vertical informality
Vertical Informality
  • Informality that is designed to hide or avoid state intervention
    • Determined by the degree to which the state provides checks against abuse by political elites (North, 1981; Acemoglu & Johnson, 2005)
    • Unlike with horizontal informality, there are few alternative mechanisms to circumvent abuse by elites
    • Actors forced underground (Portes, Castells, & Benton, 1989)
  • Microfinance:
    • Not like loansharking, which is conducted without reference or recourse to legal system
    • Whereas loansharking derives from bottom-up demand, microfinance derives from top-down supply (Schreiner, 2001)
hypothesis 3
(Hypothesis 3)

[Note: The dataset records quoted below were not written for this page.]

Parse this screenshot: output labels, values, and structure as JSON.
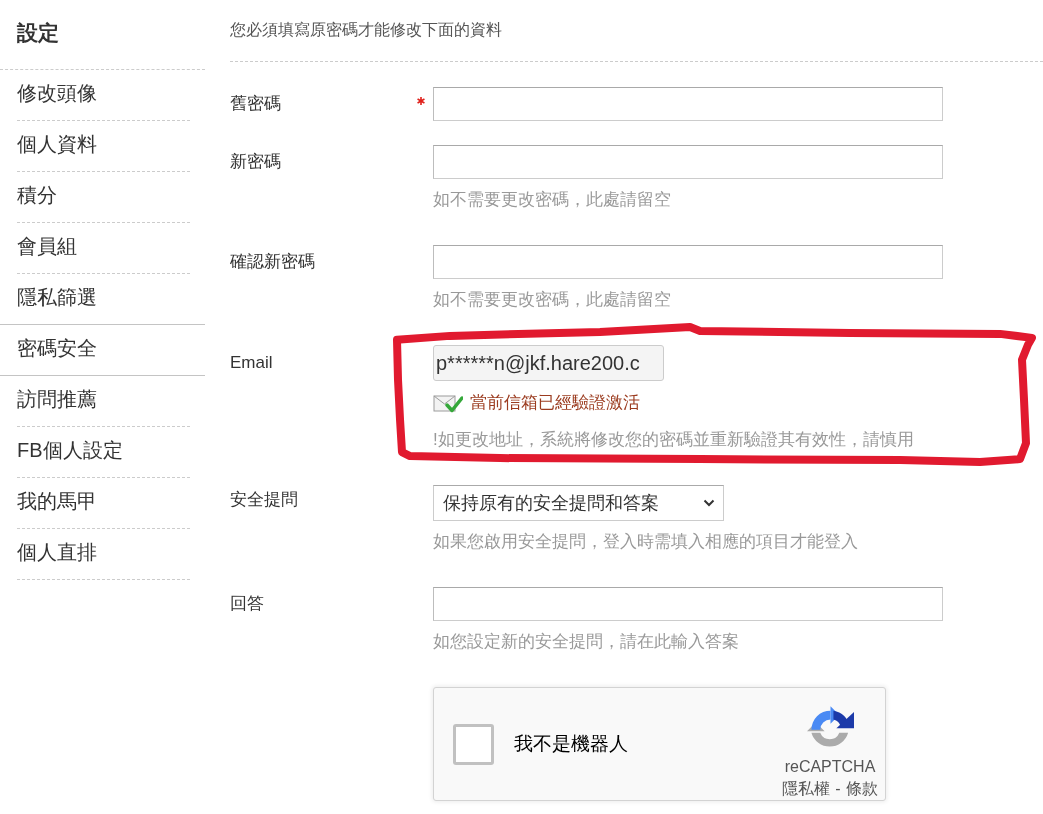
{
  "sidebar": {
    "title": "設定",
    "items": [
      {
        "label": "修改頭像",
        "selected": false
      },
      {
        "label": "個人資料",
        "selected": false
      },
      {
        "label": "積分",
        "selected": false
      },
      {
        "label": "會員組",
        "selected": false
      },
      {
        "label": "隱私篩選",
        "selected": false
      },
      {
        "label": "密碼安全",
        "selected": true
      },
      {
        "label": "訪問推薦",
        "selected": false
      },
      {
        "label": "FB個人設定",
        "selected": false
      },
      {
        "label": "我的馬甲",
        "selected": false
      },
      {
        "label": "個人直排",
        "selected": false
      }
    ]
  },
  "form": {
    "notice": "您必須填寫原密碼才能修改下面的資料",
    "fields": [
      {
        "kind": "password",
        "label": "舊密碼",
        "required": true,
        "circled": false
      },
      {
        "kind": "password",
        "label": "新密碼",
        "required": false,
        "circled": false,
        "hint": "如不需要更改密碼，此處請留空"
      },
      {
        "kind": "password",
        "label": "確認新密碼",
        "required": false,
        "circled": false,
        "hint": "如不需要更改密碼，此處請留空"
      },
      {
        "kind": "email",
        "label": "Email",
        "required": false,
        "circled": true,
        "value": "p******n@jkf.hare200.c",
        "status": "當前信箱已經驗證激活",
        "hint": "!如更改地址，系統將修改您的密碼並重新驗證其有效性，請慎用"
      },
      {
        "kind": "select",
        "label": "安全提問",
        "required": false,
        "circled": false,
        "value": "保持原有的安全提問和答案",
        "hint": "如果您啟用安全提問，登入時需填入相應的項目才能登入"
      },
      {
        "kind": "text",
        "label": "回答",
        "required": false,
        "circled": false,
        "hint": "如您設定新的安全提問，請在此輸入答案"
      }
    ]
  },
  "captcha": {
    "checked": false,
    "label": "我不是機器人",
    "brand": "reCAPTCHA",
    "privacy_link": "隱私權",
    "separator": "-",
    "terms_link": "條款"
  }
}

  • Legal Registration
  • Access to formal capital
  • Licenses for savings

The greater the constraints on abuse by political elites at the national level, the greater the growth of national-level commercial microfinance lending

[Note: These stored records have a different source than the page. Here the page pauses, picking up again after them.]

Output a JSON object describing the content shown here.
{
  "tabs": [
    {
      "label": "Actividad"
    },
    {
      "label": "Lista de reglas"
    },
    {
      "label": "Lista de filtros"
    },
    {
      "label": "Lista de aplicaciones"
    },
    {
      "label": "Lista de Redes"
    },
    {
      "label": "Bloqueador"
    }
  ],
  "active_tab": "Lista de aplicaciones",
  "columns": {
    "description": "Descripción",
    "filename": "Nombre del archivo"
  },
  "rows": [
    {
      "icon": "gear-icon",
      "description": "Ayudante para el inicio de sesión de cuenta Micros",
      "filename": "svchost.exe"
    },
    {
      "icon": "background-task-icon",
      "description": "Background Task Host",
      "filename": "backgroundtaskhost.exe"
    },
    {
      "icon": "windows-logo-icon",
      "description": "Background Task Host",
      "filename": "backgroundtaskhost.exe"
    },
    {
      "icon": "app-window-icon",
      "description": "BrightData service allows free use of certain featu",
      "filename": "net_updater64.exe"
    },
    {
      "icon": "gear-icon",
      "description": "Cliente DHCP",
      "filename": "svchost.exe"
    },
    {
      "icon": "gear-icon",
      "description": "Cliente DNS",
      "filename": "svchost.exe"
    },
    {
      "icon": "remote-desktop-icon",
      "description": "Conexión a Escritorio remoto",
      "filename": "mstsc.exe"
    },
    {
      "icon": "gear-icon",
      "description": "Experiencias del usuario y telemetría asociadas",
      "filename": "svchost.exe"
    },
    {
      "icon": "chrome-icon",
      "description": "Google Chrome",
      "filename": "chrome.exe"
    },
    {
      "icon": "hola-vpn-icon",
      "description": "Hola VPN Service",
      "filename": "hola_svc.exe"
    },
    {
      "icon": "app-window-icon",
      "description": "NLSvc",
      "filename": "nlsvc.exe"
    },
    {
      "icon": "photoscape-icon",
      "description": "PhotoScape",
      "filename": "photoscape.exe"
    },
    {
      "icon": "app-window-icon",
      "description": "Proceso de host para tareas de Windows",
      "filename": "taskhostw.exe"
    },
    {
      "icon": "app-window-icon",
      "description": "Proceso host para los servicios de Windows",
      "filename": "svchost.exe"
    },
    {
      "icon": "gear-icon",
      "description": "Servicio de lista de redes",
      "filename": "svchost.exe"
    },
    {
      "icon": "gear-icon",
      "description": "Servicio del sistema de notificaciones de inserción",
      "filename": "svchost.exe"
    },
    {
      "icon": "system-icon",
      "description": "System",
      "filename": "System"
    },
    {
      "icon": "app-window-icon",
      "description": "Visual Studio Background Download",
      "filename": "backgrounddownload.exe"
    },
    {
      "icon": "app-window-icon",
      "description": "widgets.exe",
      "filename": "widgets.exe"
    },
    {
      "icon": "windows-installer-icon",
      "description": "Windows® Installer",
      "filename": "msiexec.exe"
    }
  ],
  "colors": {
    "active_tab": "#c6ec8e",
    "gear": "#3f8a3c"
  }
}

Constraints on Elites


preliminary analysis
Preliminary Analysis
  • 9-year longitudinal, cross-sectional study of 139 countries using random-coefficients modeling (RCM)
    • RCM is “an extremely powerful tool of comparative analysis”
    • Controls for causal heterogeneity (Beck, 2006)
  • Variables
    • Dependent variable: number of commercial microfinance borrowers per capita (MiX)
    • Independent variables:
      • Contract Enforcement: World Bank’s “Doing Business Project” “Enforcing Contracts
      • Political Stability: Kaufman, Kraay, and Mastruzzi (2006) “Political Stability and Absence of Violence”
      • Covariates: Per-capita GDP, Literacy
countries plotted by informality and stability with number of microfinance borrowers indicated
Countries Plotted by Informality and Stability with Number of Microfinance Borrowers Indicated

Number of microfinance borrowers > 25 per thousand citizens

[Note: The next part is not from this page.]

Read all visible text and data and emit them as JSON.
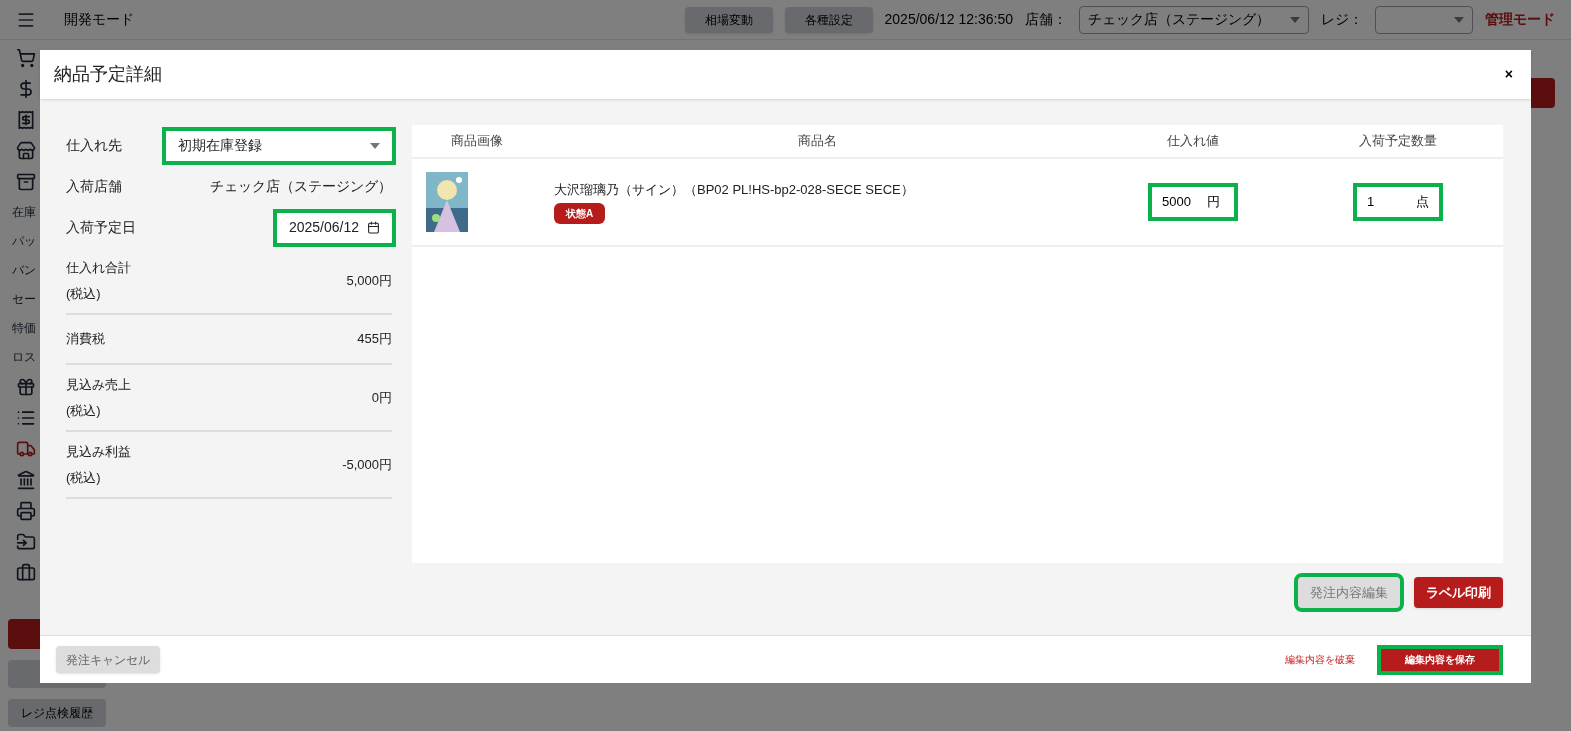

Number of microfinance borrowers < 25 per thousand citizens

results hypothesis 1
Results: Hypothesis 1
  • Microfinance most likely at high levels of informality
  • Coefficient for Informality = 0.46
    • F = 3.73
    • P < 0.05
results hypothesis 2
Results: Hypothesis 2
  • Tests the interaction between informality and the squared term for political stability
    • Microfinance most likely at high levels of informality and medium levels of political stability
    • Hypothesized sign is for coefficient is negative (interaction is with an inverted-U shape)
  • Coefficient for Informality X Stability2= -0.22
    • F = 4.11
    • P < 0.05
Predicted borrowers per thousand population for each year as a function of the Informality (I)/Stability (S) interaction.
  • Fully-pooled longitudinal models
    • Panel-corrected standard errors with AR(1) disturbance
    • Heteroscedasticity-consistent standard errors
  • Additional covariates
    • Regime type
    • Openness to trade
    • Population
  • Alternate measure for stability
    • State Fragility Index (Polity IV)
  • Results similar
next steps
Next Steps
  • Extensions to the quantitative model
    • Vertical Informality
    • Distance measures
  • Study 2: Adaptation of the microfinance model
    • Uganda, Ethiopia, USA
  • Informality framework
  • Non-profit vs. for-profit models
    • Answer not yes/no, but when and how
  • Reverse transfer of models from developing to developed countries
general implications for sustainability research
General Implications for Sustainability Research
  • IB literatures are clear that transferring “best practices” across national boundaries is highly complex
    • E.g., Bringing European best practices on environmentalism to the U.S. will likely have similar issues
    • Cross-cultural differences in conceptualizing sustainability
    • These cross-national differences have implications for the scalability, growth, and profitability of sustainable initiatives
  • Ultimate goal is to eradicate poverty, protect the environment, achieve peace, eliminate disease, etc.
    • Need to break broad goals into component parts
    • Social case, business case, and sub-issues
  • My research focus is on middle range theory about what works, when, and under what conditions
    • Poverty eradication
    • Business case for poverty eradication
    • Transferability of business models across societies